“I think the challenge for us is to create plans that are culturally resonant with the state,” Renn said. “I do think there’s an element of advancing the culture, evolving the culture, but the reality is: Cultural change is so difficult. We have to work with the culture and place, and I say the ‘deep history’ because the founding ethos of a place stamps the culture permanently.”
That first line is worth a chuckle, because I agree with it completely. Only, I don’t think it’s within the competency or, frankly, the moral role of a bunch of ruling-class manipulators to leverage the regulatory, tax, and police powers of the government in order to go about “evolving the culture” of the people to conform with their idea of “best practices.”
We do not need “to create plans that are culturally resonant with the state”; we need to get government out of the way to allow the people to make their own plans. Only the population, which has absorbed the state’s culture and which defines where it is right now, has the competence and the right to determine what economic investments and activities accord with the interests, dreams, and advantages of our communities.
The government shouldn’t be in the business of “graft[ing] on stuff from outside,” as Renn says. Rather, new ideas and inputs must be invited in by the people or generated internally through the freedom of Rhode Islanders to determine what would work best for them.
Call it an uber-example of regulation, or an example of uber-regulation, or just the regulation of Uber; it illustrates the core ideology of Rhode Island’s governing class; 1) that there is no such thing as an economic right and 2) that all of society is a single collective managed by government.
Optional Sub-Title: Why you don’t find me writing that government should be run like a business.
Lots of things happen when an incompetent administration bullies, lies, and buys off a nation into a breath-takingly complex experiment in government power grabbing in a critical area of every citizen’s life. Most of them are bad — catastrophic, even, especially for individuals — but one small positive thing we can salvage is the lesson.
So, let’s pause to thank the narcissistic head of that administration for the clarity. According to Obama voter Walter Russell Mead, “the most shocking ObamaCare revelation” is that “the President of the United States didn’t know that his major domestic priority wasn’t ready for prime time — and he thinks that sharing this news with us will somehow make it better.”
Adjusting for the attributes of this administration that give the impression of cosmic hyperbolism, that shocking fact actually may derive from a commonplace error of progressive thought… a sort of infant peek-a-boo game for politics… the notion that if one cannot see a harm, it does not exist.
This came up during the Wingmen segment on minimum wage. It might feel good to force employers to give employees more money, but advocates can’t see the people downstream in the chain of consequences whose lives become more difficult when case-by-case decisions are forbidden. The sympathetic target of the altruism may actually be the collateral damage from some prior decision that helped somebody else.
With ObamaCare, the administration allowed the consequences to come too quickly and the lines from handout to hindered to be too direct. They’re unmistakable.

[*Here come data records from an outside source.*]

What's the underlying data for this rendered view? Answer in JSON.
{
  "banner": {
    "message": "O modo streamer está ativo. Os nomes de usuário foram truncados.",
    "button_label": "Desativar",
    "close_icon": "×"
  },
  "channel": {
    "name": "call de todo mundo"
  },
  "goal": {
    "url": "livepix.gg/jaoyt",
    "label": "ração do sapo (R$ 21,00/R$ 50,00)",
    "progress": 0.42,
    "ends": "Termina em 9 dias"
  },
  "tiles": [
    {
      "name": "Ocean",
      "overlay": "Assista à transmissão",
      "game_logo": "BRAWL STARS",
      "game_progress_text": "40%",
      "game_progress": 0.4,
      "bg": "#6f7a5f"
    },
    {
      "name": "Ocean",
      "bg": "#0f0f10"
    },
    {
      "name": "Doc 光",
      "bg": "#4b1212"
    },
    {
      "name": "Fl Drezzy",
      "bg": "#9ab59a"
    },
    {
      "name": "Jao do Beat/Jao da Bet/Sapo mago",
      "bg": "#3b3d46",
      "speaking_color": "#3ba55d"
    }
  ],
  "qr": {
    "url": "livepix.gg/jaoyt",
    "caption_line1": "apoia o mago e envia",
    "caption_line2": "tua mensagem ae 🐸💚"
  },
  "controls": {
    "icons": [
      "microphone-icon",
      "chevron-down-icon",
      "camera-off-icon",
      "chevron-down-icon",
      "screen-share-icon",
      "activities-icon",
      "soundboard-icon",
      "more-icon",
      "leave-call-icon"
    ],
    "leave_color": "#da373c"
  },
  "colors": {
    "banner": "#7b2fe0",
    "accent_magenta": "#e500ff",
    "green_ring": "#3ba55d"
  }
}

Maybe Obama didn’t think he needed to pay attention to details because in every other progressive rewriting of reality, the consequences never stain the original good intentions. Like the Joshua computer in War Games, Americans should learn from Obama’s Tic-Tac-Toe that the game of central planning cannot be won.